Exercise aim:
Pictures aside, write every record out again word for word.

....

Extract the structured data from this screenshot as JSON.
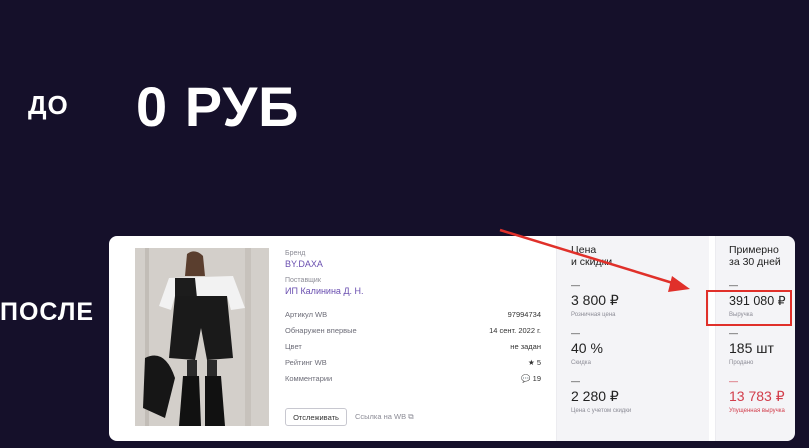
{
  "slide": {
    "before_label": "ДО",
    "before_value": "0 РУБ",
    "after_label": "ПОСЛЕ"
  },
  "product": {
    "brand_caption": "Бренд",
    "brand": "BY.DAXA",
    "supplier_caption": "Поставщик",
    "supplier": "ИП Калинина Д. Н.",
    "details": [
      {
        "label": "Артикул WB",
        "value": "97994734"
      },
      {
        "label": "Обнаружен впервые",
        "value": "14 сент. 2022 г."
      },
      {
        "label": "Цвет",
        "value": "не задан"
      },
      {
        "label": "Рейтинг WB",
        "value": "★  5"
      },
      {
        "label": "Комментарии",
        "value": "💬 19"
      }
    ],
    "track_button": "Отслеживать",
    "wb_link": "Ссылка на WB  ⧉"
  },
  "price": {
    "title": "Цена\nи скидки",
    "retail": "3 800 ₽",
    "retail_caption": "Розничная цена",
    "discount": "40 %",
    "discount_caption": "Скидка",
    "final": "2 280 ₽",
    "final_caption": "Цена с учетом скидки"
  },
  "stats": {
    "title": "Примерно\nза 30 дней",
    "revenue": "391 080 ₽",
    "revenue_caption": "Выручка",
    "sold": "185 шт",
    "sold_caption": "Продано",
    "lost": "13 783 ₽",
    "lost_caption": "Упущенная выручка"
  },
  "colors": {
    "background": "#15102a",
    "accent_red": "#e0302a",
    "link": "#6a4fb0"
  }
}
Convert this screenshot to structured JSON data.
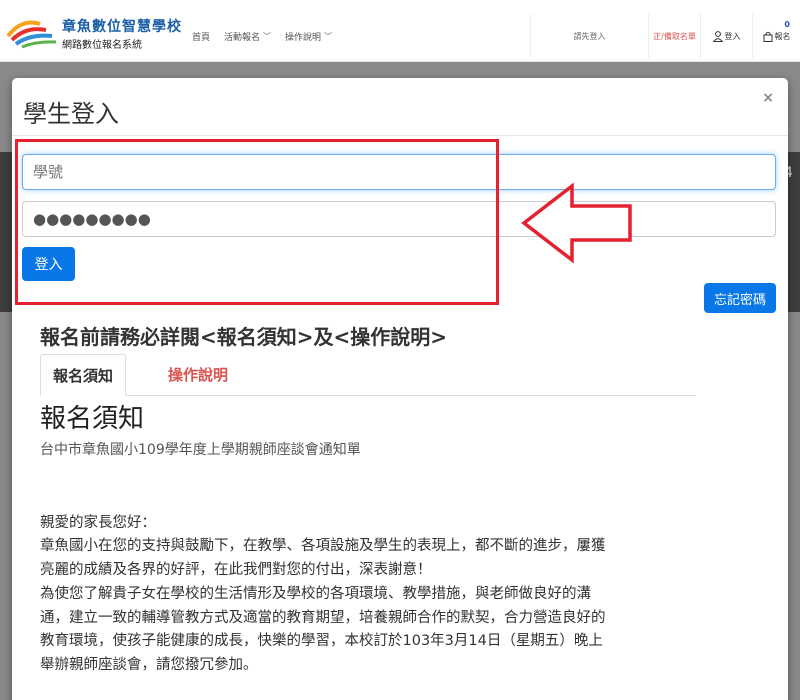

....

Result below:
Extract the structured data from this screenshot as JSON.
{
  "slide": {
    "before_label": "ДО",
    "before_value": "0 РУБ",
    "after_label": "ПОСЛЕ"
  },
  "product": {
    "brand_caption": "Бренд",
    "brand": "BY.DAXA",
    "supplier_caption": "Поставщик",
    "supplier": "ИП Калинина Д. Н.",
    "details": [
      {
        "label": "Артикул WB",
        "value": "97994734"
      },
      {
        "label": "Обнаружен впервые",
        "value": "14 сент. 2022 г."
      },
      {
        "label": "Цвет",
        "value": "не задан"
      },
      {
        "label": "Рейтинг WB",
        "value": "★  5"
      },
      {
        "label": "Комментарии",
        "value": "💬 19"
      }
    ],
    "track_button": "Отслеживать",
    "wb_link": "Ссылка на WB  ⧉"
  },
  "price": {
    "title": "Цена\nи скидки",
    "retail": "3 800 ₽",
    "retail_caption": "Розничная цена",
    "discount": "40 %",
    "discount_caption": "Скидка",
    "final": "2 280 ₽",
    "final_caption": "Цена с учетом скидки"
  },
  "stats": {
    "title": "Примерно\nза 30 дней",
    "revenue": "391 080 ₽",
    "revenue_caption": "Выручка",
    "sold": "185 шт",
    "sold_caption": "Продано",
    "lost": "13 783 ₽",
    "lost_caption": "Упущенная выручка"
  },
  "colors": {
    "background": "#15102a",
    "accent_red": "#e0302a",
    "link": "#6a4fb0"
  }
}
Convert this screenshot to structured JSON data.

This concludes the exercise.